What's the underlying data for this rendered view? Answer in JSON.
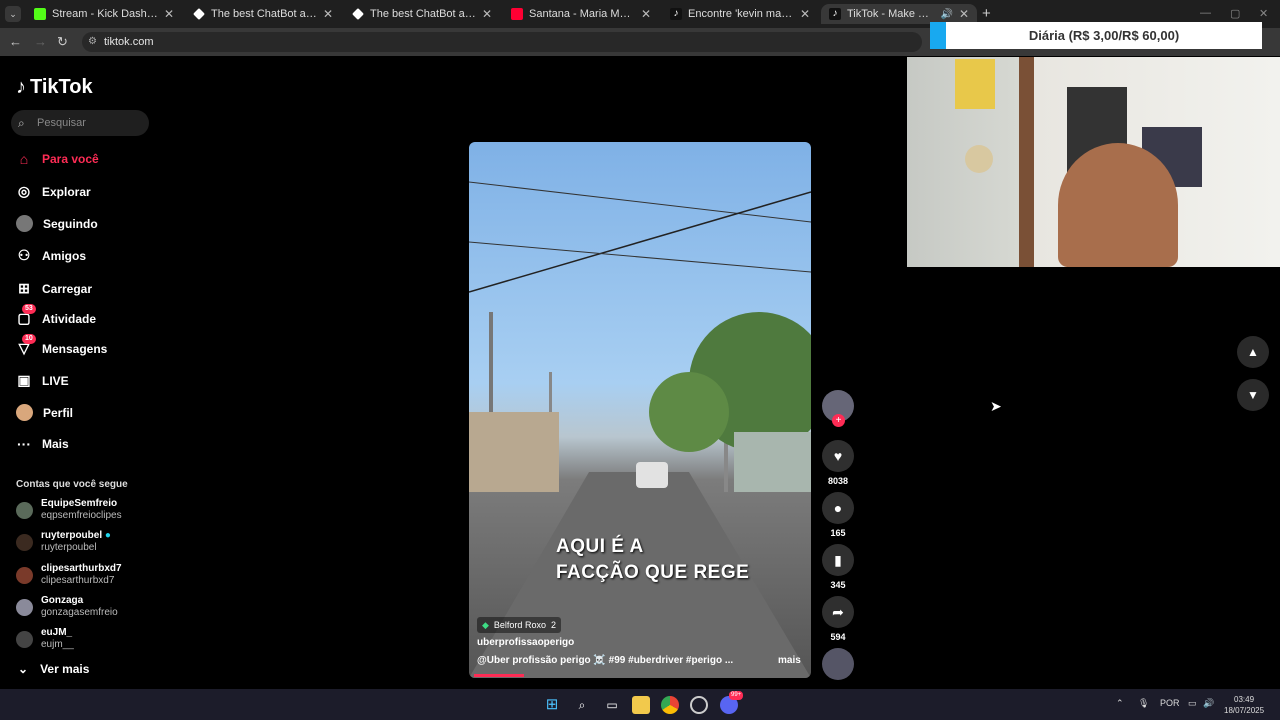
{
  "browser": {
    "tabs": [
      {
        "title": "Stream - Kick Dashboard",
        "favicon": "kick-icon",
        "color": "#53fc18",
        "active": false
      },
      {
        "title": "The best ChatBot and Widgets",
        "favicon": "diamond-icon",
        "color": "#ffffff",
        "active": false
      },
      {
        "title": "The best ChatBot and Widgets",
        "favicon": "diamond-icon",
        "color": "#ffffff",
        "active": false
      },
      {
        "title": "Santana - Maria Maria (Official",
        "favicon": "youtube-icon",
        "color": "#ff0033",
        "active": false
      },
      {
        "title": "Encontre 'kevin machuca' no Tik",
        "favicon": "tiktok-icon",
        "color": "#ffffff",
        "active": false
      },
      {
        "title": "TikTok - Make Your Day",
        "favicon": "tiktok-icon",
        "color": "#ffffff",
        "active": true
      }
    ],
    "url": "tiktok.com"
  },
  "overlay": {
    "text": "Diária (R$ 3,00/R$ 60,00)",
    "accent": "#18a9f0"
  },
  "tiktok": {
    "logo": "TikTok",
    "search_placeholder": "Pesquisar",
    "nav": [
      {
        "label": "Para você",
        "icon": "home-icon",
        "selected": true
      },
      {
        "label": "Explorar",
        "icon": "compass-icon"
      },
      {
        "label": "Seguindo",
        "icon": "following-icon"
      },
      {
        "label": "Amigos",
        "icon": "friends-icon"
      },
      {
        "label": "Carregar",
        "icon": "upload-icon"
      },
      {
        "label": "Atividade",
        "icon": "activity-icon",
        "badge": "53"
      },
      {
        "label": "Mensagens",
        "icon": "messages-icon",
        "badge": "10"
      },
      {
        "label": "LIVE",
        "icon": "live-icon"
      },
      {
        "label": "Perfil",
        "icon": "profile-icon"
      },
      {
        "label": "Mais",
        "icon": "more-icon"
      }
    ],
    "following_header": "Contas que você segue",
    "following": [
      {
        "name": "EquipeSemfreio",
        "handle": "eqpsemfreioclipes"
      },
      {
        "name": "ruyterpoubel",
        "handle": "ruyterpoubel",
        "verified": true
      },
      {
        "name": "clipesarthurbxd7",
        "handle": "clipesarthurbxd7"
      },
      {
        "name": "Gonzaga",
        "handle": "gonzagasemfreio"
      },
      {
        "name": "euJM_",
        "handle": "eujm__"
      }
    ],
    "see_more": "Ver mais",
    "video": {
      "caption_line1": "AQUI É A",
      "caption_line2": "FACÇÃO QUE REGE",
      "location": "Belford Roxo",
      "location_count": "2",
      "username": "uberprofissaoperigo",
      "description": "@Uber profissão perigo ☠️ #99 #uberdriver #perigo ...",
      "more": "mais",
      "progress": 0.15
    },
    "actions": {
      "likes": "8038",
      "comments": "165",
      "saves": "345",
      "shares": "594"
    },
    "accent": "#fe2c55"
  },
  "taskbar": {
    "language": "POR",
    "time": "03:49",
    "date": "18/07/2025",
    "discord_badge": "99+"
  }
}
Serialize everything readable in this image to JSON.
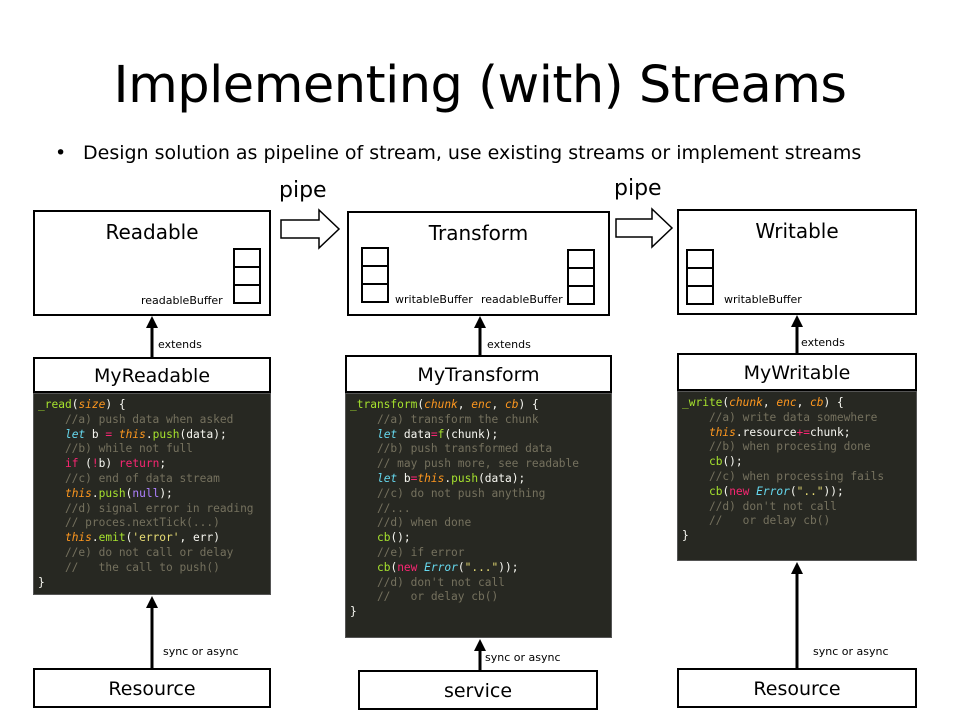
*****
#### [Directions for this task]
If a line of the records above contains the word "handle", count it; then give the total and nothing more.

#### [Output]
5